Scientists discover experimental therapy for chronic inflammatory bowel disease, colon cancer
UCLA scientists have discovered a groundbreaking experimental therapy that has the ability to suppress the development of ulcerative colitis (UC), a disease which causes inflammation in the digestive tract and colon cancer. The treatment utilizes a chemical inhibitor able to block an RNA molecule (microRNA-214) involved in the transmission of genetic information.
High levels of microRNA-214 are typically seen in UC patients, who have an increased risk of developing colon cancer. It is still unclear why colitis patients also develop colon cancer.
Thirty percent of all patients who complain of gastrointestinal pain are typically diagnosed with "indeterminate inflammatory bowel disease" by their gastroenterologist. Even if the patient has all available biomarkers and underwent a colonoscopy, many clinicians are still unable to determine if the patient has UC or Crohn's disease.

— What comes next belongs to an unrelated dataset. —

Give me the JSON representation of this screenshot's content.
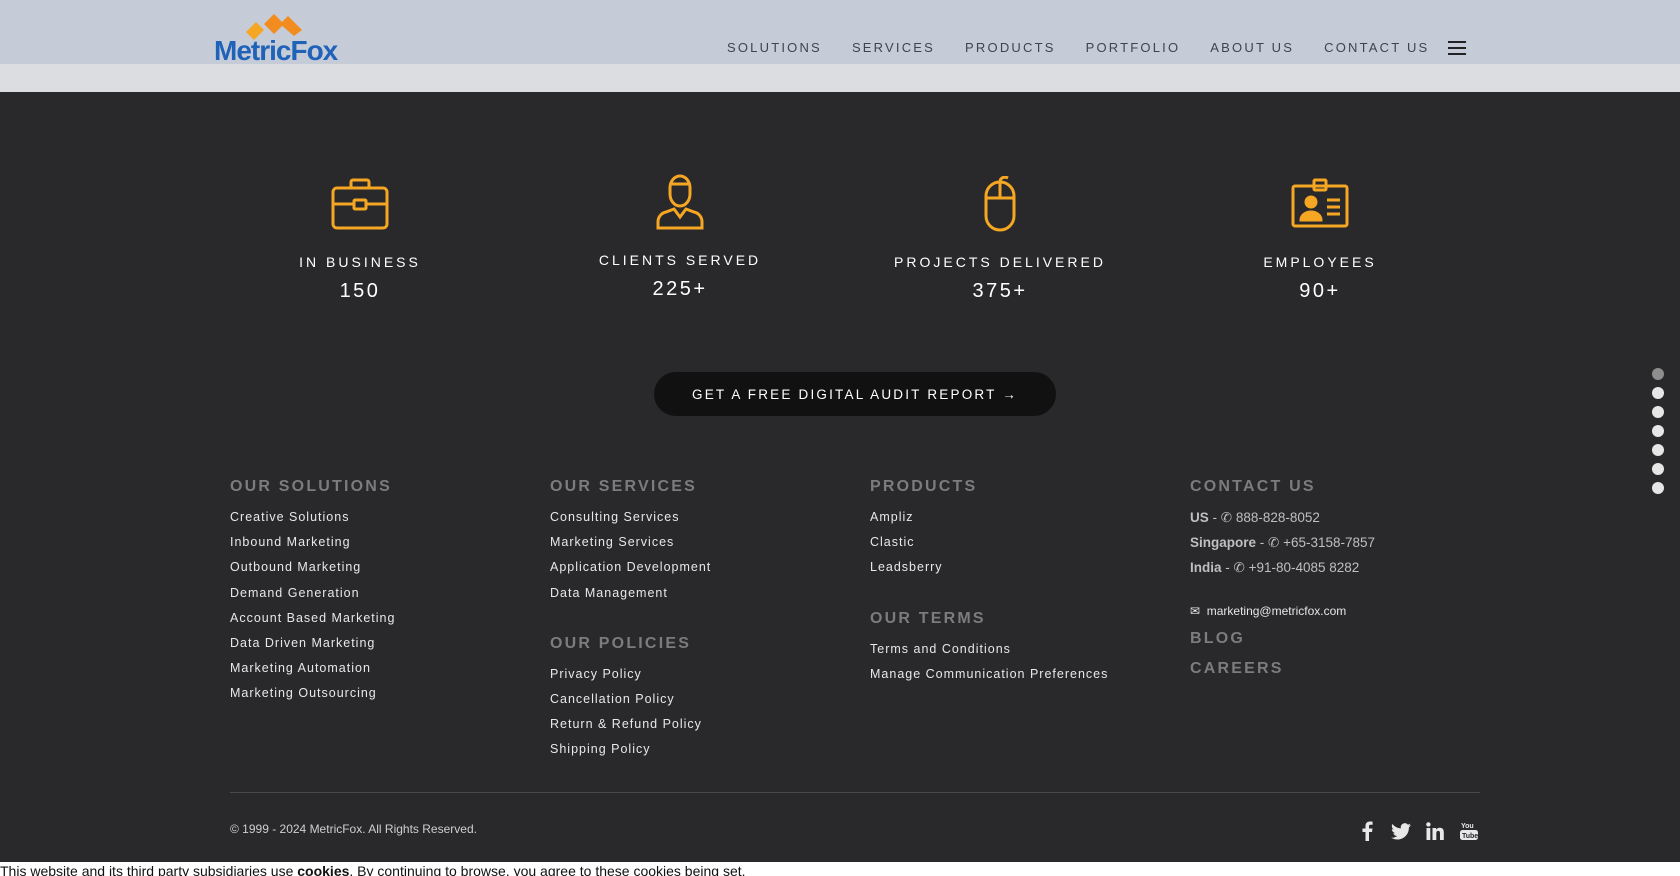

In the two-year study, UCLA Jonsson Comprehensive Cancer Center member Dr. Dimitrios Iliopoulos and his colleague Dr. Christos Polytarchou, UCLA assistant professor of digestive diseases, examined 401 colon tissue samples from patients in the United States and Europe with UC, Crohn's disease, irritable bowel syndrome, sporadic colorectal cancer and colitis-associated colon cancer, and compared them to specimens from people without these disorders or diseases.
The team hoped the research would assist physicians in diagnosing this disease correctly and provide the appropriate treatment, said Dr. Iliopoulos. They developed a systems approach that could expedite the drug discovery process by utilizing sophisticated computer programs and high-tech robotics that combines molecular and clinical information to identify the most important genes to create new drugs. The integration of this complex data is what led them to discover a new microRNA-214 chemical inhibitor to treat UC and colon cancer.

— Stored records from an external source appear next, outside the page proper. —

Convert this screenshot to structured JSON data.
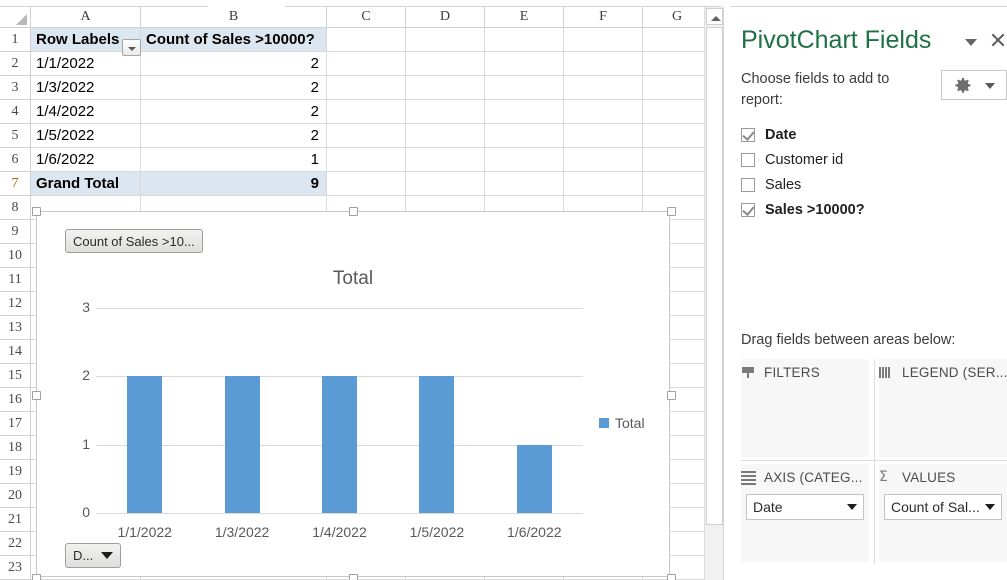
{
  "workbook": {
    "columns": [
      "A",
      "B",
      "C",
      "D",
      "E",
      "F",
      "G"
    ],
    "rows": [
      "1",
      "2",
      "3",
      "4",
      "5",
      "6",
      "7",
      "8",
      "9",
      "10",
      "11",
      "12",
      "13",
      "14",
      "15",
      "16",
      "17",
      "18",
      "19",
      "20",
      "21",
      "22",
      "23"
    ],
    "pivot_table": {
      "headers": [
        "Row Labels",
        "Count of Sales >10000?"
      ],
      "rows": [
        {
          "label": "1/1/2022",
          "value": "2"
        },
        {
          "label": "1/3/2022",
          "value": "2"
        },
        {
          "label": "1/4/2022",
          "value": "2"
        },
        {
          "label": "1/5/2022",
          "value": "2"
        },
        {
          "label": "1/6/2022",
          "value": "1"
        }
      ],
      "total": {
        "label": "Grand Total",
        "value": "9"
      }
    }
  },
  "chart": {
    "title": "Total",
    "series_field_button": "Count of Sales >10...",
    "axis_field_button": "D...",
    "legend": [
      {
        "label": "Total",
        "color": "#5b9bd5"
      }
    ]
  },
  "chart_data": {
    "type": "bar",
    "title": "Total",
    "categories": [
      "1/1/2022",
      "1/3/2022",
      "1/4/2022",
      "1/5/2022",
      "1/6/2022"
    ],
    "values": [
      2,
      2,
      2,
      2,
      1
    ],
    "series": [
      {
        "name": "Total",
        "values": [
          2,
          2,
          2,
          2,
          1
        ],
        "color": "#5b9bd5"
      }
    ],
    "xlabel": "",
    "ylabel": "",
    "ylim": [
      0,
      3
    ],
    "yticks": [
      "0",
      "1",
      "2",
      "3"
    ],
    "grid": true,
    "legend_position": "right"
  },
  "pane": {
    "title": "PivotChart Fields",
    "collapse_icon": "chevron-down-icon",
    "close_icon": "close-icon",
    "choose_label": "Choose fields to add to report:",
    "tools_icon": "gear-icon",
    "fields": [
      {
        "name": "Date",
        "checked": true,
        "bold": true
      },
      {
        "name": "Customer id",
        "checked": false,
        "bold": false
      },
      {
        "name": "Sales",
        "checked": false,
        "bold": false
      },
      {
        "name": "Sales >10000?",
        "checked": true,
        "bold": true
      }
    ],
    "drag_label": "Drag fields between areas below:",
    "areas": [
      {
        "key": "filters",
        "label": "FILTERS",
        "icon": "filter-icon",
        "items": []
      },
      {
        "key": "legend",
        "label": "LEGEND (SER...",
        "icon": "legend-icon",
        "items": []
      },
      {
        "key": "axis",
        "label": "AXIS (CATEG...",
        "icon": "axis-icon",
        "items": [
          "Date"
        ]
      },
      {
        "key": "values",
        "label": "VALUES",
        "icon": "sigma-icon",
        "items": [
          "Count of Sal..."
        ]
      }
    ]
  }
}
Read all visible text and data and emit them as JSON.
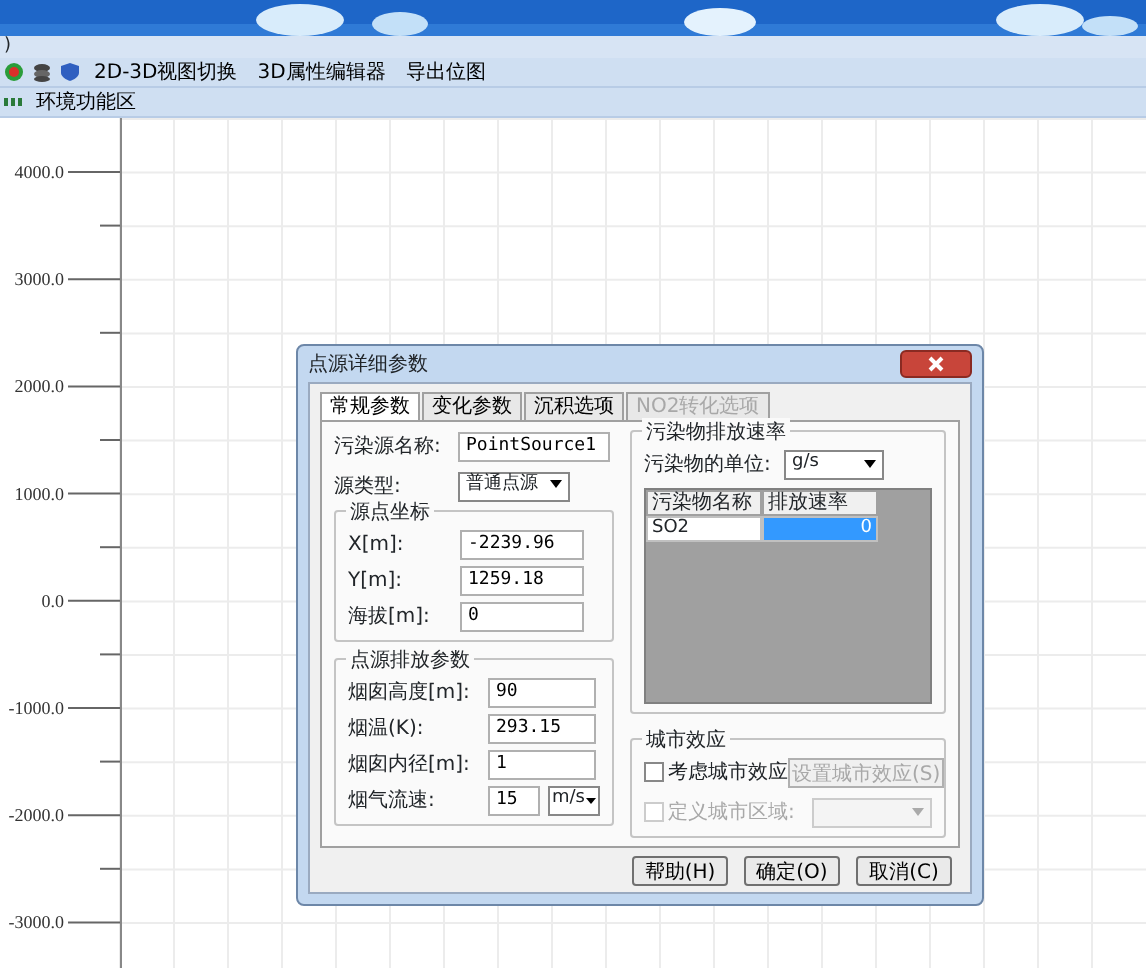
{
  "menu_bar": {
    "partial_text": ")"
  },
  "toolbar": {
    "buttons": [
      "2D-3D视图切换",
      "3D属性编辑器",
      "导出位图"
    ]
  },
  "toolbar2": {
    "buttons": [
      "环境功能区"
    ]
  },
  "plot": {
    "y_labels": [
      "4000.0",
      "3000.0",
      "2000.0",
      "1000.0",
      "0.0",
      "-1000.0",
      "-2000.0",
      "-3000.0"
    ]
  },
  "dialog": {
    "title": "点源详细参数",
    "tabs": [
      {
        "label": "常规参数",
        "selected": true,
        "disabled": false
      },
      {
        "label": "变化参数",
        "selected": false,
        "disabled": false
      },
      {
        "label": "沉积选项",
        "selected": false,
        "disabled": false
      },
      {
        "label": "NO2转化选项",
        "selected": false,
        "disabled": true
      }
    ],
    "source_name": {
      "label": "污染源名称:",
      "value": "PointSource1"
    },
    "source_type": {
      "label": "源类型:",
      "value": "普通点源"
    },
    "coords": {
      "title": "源点坐标",
      "fields": [
        {
          "label": "X[m]:",
          "value": "-2239.96"
        },
        {
          "label": "Y[m]:",
          "value": "1259.18"
        },
        {
          "label": "海拔[m]:",
          "value": "0"
        }
      ]
    },
    "emission": {
      "title": "点源排放参数",
      "fields": [
        {
          "label": "烟囱高度[m]:",
          "value": "90"
        },
        {
          "label": "烟温(K):",
          "value": "293.15"
        },
        {
          "label": "烟囱内径[m]:",
          "value": "1"
        }
      ],
      "velocity": {
        "label": "烟气流速:",
        "value": "15",
        "unit": "m/s"
      }
    },
    "rates": {
      "title": "污染物排放速率",
      "unit_label": "污染物的单位:",
      "unit": "g/s",
      "columns": [
        "污染物名称",
        "排放速率"
      ],
      "rows": [
        {
          "name": "SO2",
          "rate": "0",
          "selected": true
        }
      ]
    },
    "urban": {
      "title": "城市效应",
      "consider": {
        "label": "考虑城市效应",
        "checked": false,
        "disabled": false
      },
      "set_button": {
        "label": "设置城市效应(S)",
        "disabled": true
      },
      "define": {
        "label": "定义城市区域:",
        "checked": false,
        "disabled": true
      },
      "region_combo": {
        "disabled": true
      }
    },
    "buttons": [
      "帮助(H)",
      "确定(O)",
      "取消(C)"
    ]
  }
}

"The first steps of the drug discovery process usually take five to six years and by using our novel approach we expedited the drug discovery process only in two years," said Iliopoulos, an associate professor of digestive diseases.
Previous studies have mentioned findings related to inflammatory responses in both sporadic and colitis-associated colon cancers, but it was unclear until now whether the inflammatory signals regulated the same signaling pathways.

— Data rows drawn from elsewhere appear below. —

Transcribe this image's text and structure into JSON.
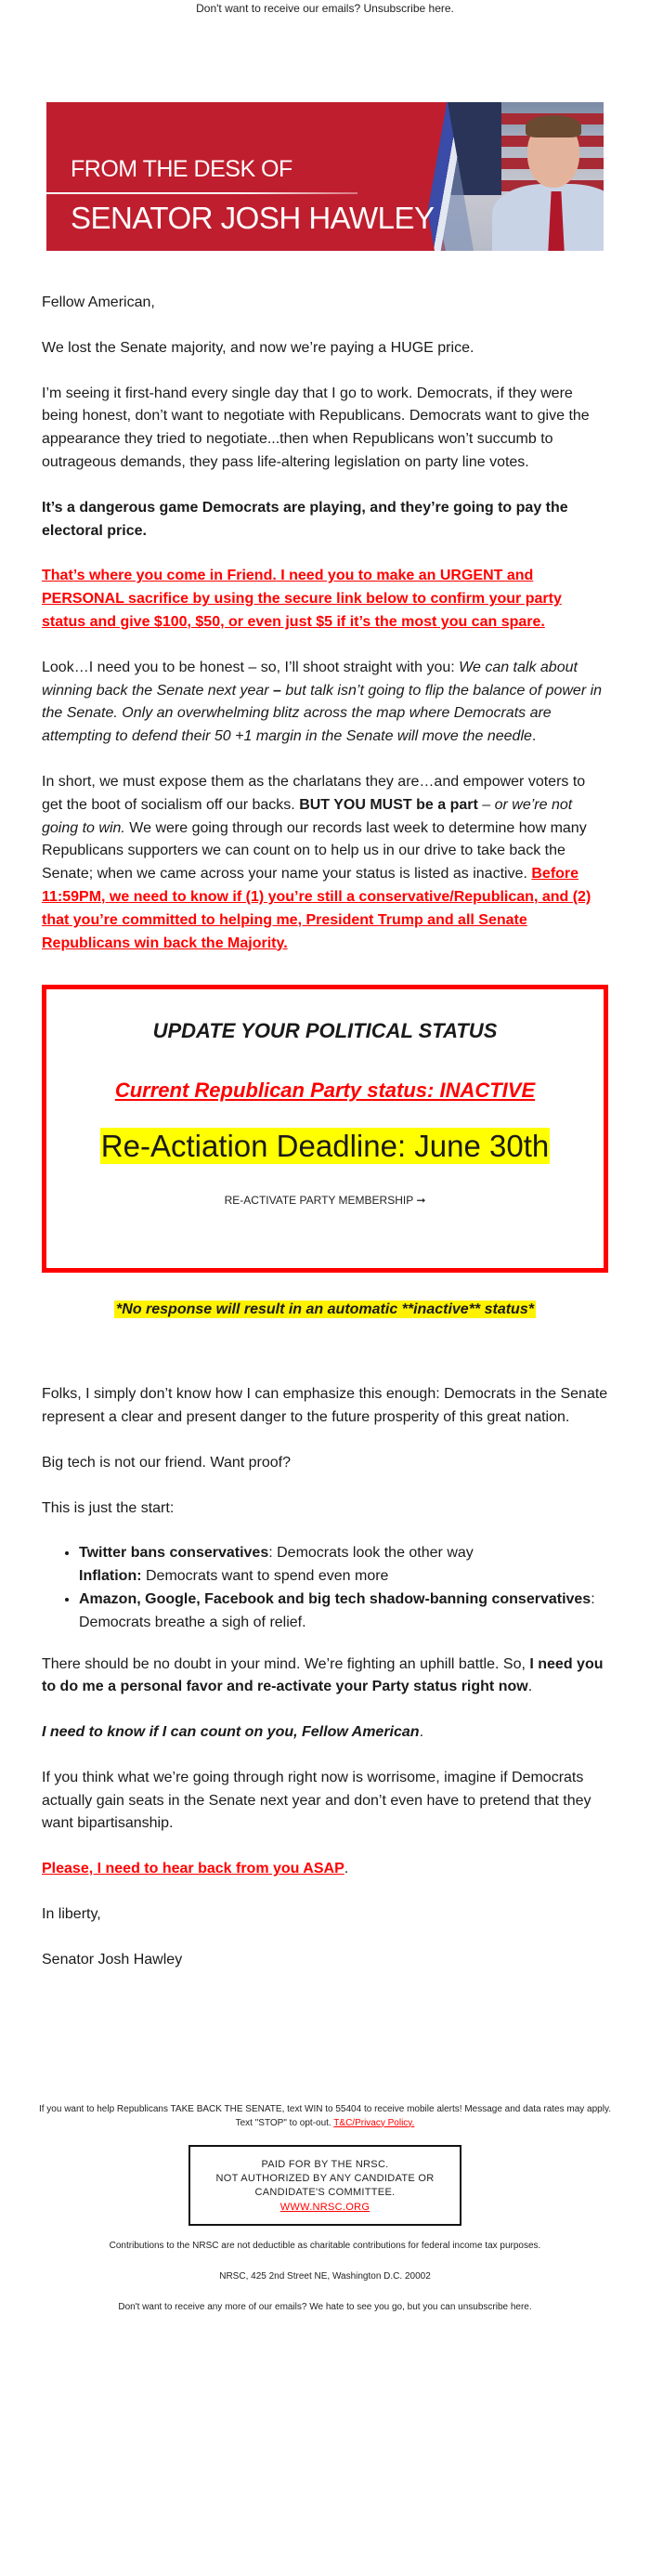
{
  "header": {
    "unsubscribe_text": "Don't want to receive our emails? Unsubscribe here."
  },
  "banner": {
    "line1": "FROM THE DESK OF",
    "line2": "SENATOR JOSH HAWLEY",
    "colors": {
      "red": "#bf1e2e",
      "blue": "#3a4ba8"
    }
  },
  "letter": {
    "greeting": "Fellow American,",
    "p1": "We lost the Senate majority, and now we’re paying a HUGE price.",
    "p2": "I’m seeing it first-hand every single day that I go to work. Democrats, if they were being honest, don’t want to negotiate with Republicans. Democrats want to give the appearance they tried to negotiate...then when Republicans won’t succumb to outrageous demands, they pass life-altering legislation on party line votes.",
    "p3": "It’s a dangerous game Democrats are playing, and they’re going to pay the electoral price.",
    "p4_link": "That’s where you come in Friend. I need you to make an URGENT and PERSONAL sacrifice by using the secure link below to confirm your party status and give $100, $50, or even just $5 if it’s the most you can spare.",
    "p5_plain": "Look…I need you to be honest – so, I’ll shoot straight with you: ",
    "p5_italic_a": "We can talk about winning back the Senate next year ",
    "p5_bold_italic": "–",
    "p5_italic_b": " but talk isn’t going to flip the balance of power in the Senate. Only an overwhelming blitz across the map where Democrats are attempting to defend their 50 +1 margin in the Senate will move the needle",
    "p5_end": ".",
    "p6_plain_a": "In short, we must expose them as the charlatans they are…and empower voters to get the boot of socialism off our backs. ",
    "p6_bold": "BUT YOU MUST be a part",
    "p6_italic": " – or we’re not going to win.",
    "p6_plain_b": " We were going through our records last week to determine how many Republicans supporters we can count on to help us in our drive to take back the Senate; when we came across your name your status is listed as inactive. ",
    "p6_link": "Before 11:59PM, we need to know if (1) you’re still a conservative/Republican, and (2) that you’re committed to helping me, President Trump and all Senate Republicans win back the Majority."
  },
  "status_box": {
    "heading": "UPDATE YOUR POLITICAL STATUS",
    "current_status": "Current Republican Party status: INACTIVE",
    "deadline": "Re-Actiation Deadline: June 30th",
    "cta_label": "RE-ACTIVATE PARTY MEMBERSHIP ➞",
    "colors": {
      "border": "#ff0000",
      "highlight": "#ffff00"
    }
  },
  "no_response_note": "*No response will result in an automatic **inactive** status*",
  "letter2": {
    "p7": "Folks, I simply don’t know how I can emphasize this enough: Democrats in the Senate represent a clear and present danger to the future prosperity of this great nation.",
    "p8": "Big tech is not our friend. Want proof?",
    "p9": "This is just the start:",
    "bullets": [
      {
        "bold": "Twitter bans conservatives",
        "text": ": Democrats look the other way",
        "sub_bold": "Inflation:",
        "sub_text": " Democrats want to spend even more"
      },
      {
        "bold": "Amazon, Google, Facebook and big tech shadow-banning conservatives",
        "text": ": Democrats breathe a sigh of relief."
      }
    ],
    "p10_plain": "There should be no doubt in your mind. We’re fighting an uphill battle. So, ",
    "p10_bold": "I need you to do me a personal favor and re-activate your Party status right now",
    "p10_end": ".",
    "p11_bold_italic": "I need to know if I can count on you, Fellow American",
    "p11_end": ".",
    "p12": "If you think what we’re going through right now is worrisome, imagine if Democrats actually gain seats in the Senate next year and don’t even have to pretend that they want bipartisanship.",
    "p13_link": "Please, I need to hear back from you ASAP",
    "p13_end": ".",
    "closing": "In liberty,",
    "signature": "Senator Josh Hawley"
  },
  "footer": {
    "sms_text": "If you want to help Republicans TAKE BACK THE SENATE, text WIN to 55404 to receive mobile alerts! Message and data rates may apply. Text \"STOP\" to opt-out. ",
    "privacy_link": "T&C/Privacy Policy.",
    "paid_line1": "PAID FOR BY THE NRSC.",
    "paid_line2": "NOT AUTHORIZED BY ANY CANDIDATE OR",
    "paid_line3": "CANDIDATE'S COMMITTEE.",
    "paid_link": "WWW.NRSC.ORG",
    "tax_note": "Contributions to the NRSC are not deductible as charitable contributions for federal income tax purposes.",
    "address": "NRSC, 425 2nd Street NE, Washington D.C. 20002",
    "unsubscribe_text": "Don't want to receive any more of our emails? We hate to see you go, but you can unsubscribe here."
  }
}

Colorectal cancer, or colon cancer, is the third leading cause of cancer-related deaths in the United States (when men and women are considered separately), and the second leading cause when both sexes are combined. The American Cancer Society estimates 93,090 new cases of colon cancer and 39,610 new cases of rectal cancer will be diagnosed in the United States in 2015. Additionally, 49,700 people are expected to die from the disease this year.
Iliopoulos will continue testing the microRNA-214 inhibitor and will apply for an investigational new drug application with the U.S. Food & Drug Administration. He hopes to eventually begin phase I clinical trials for patients with UC next year.
The study is now available online, and the print edition will be released Oct. 1, 2015 in Gastroenterology.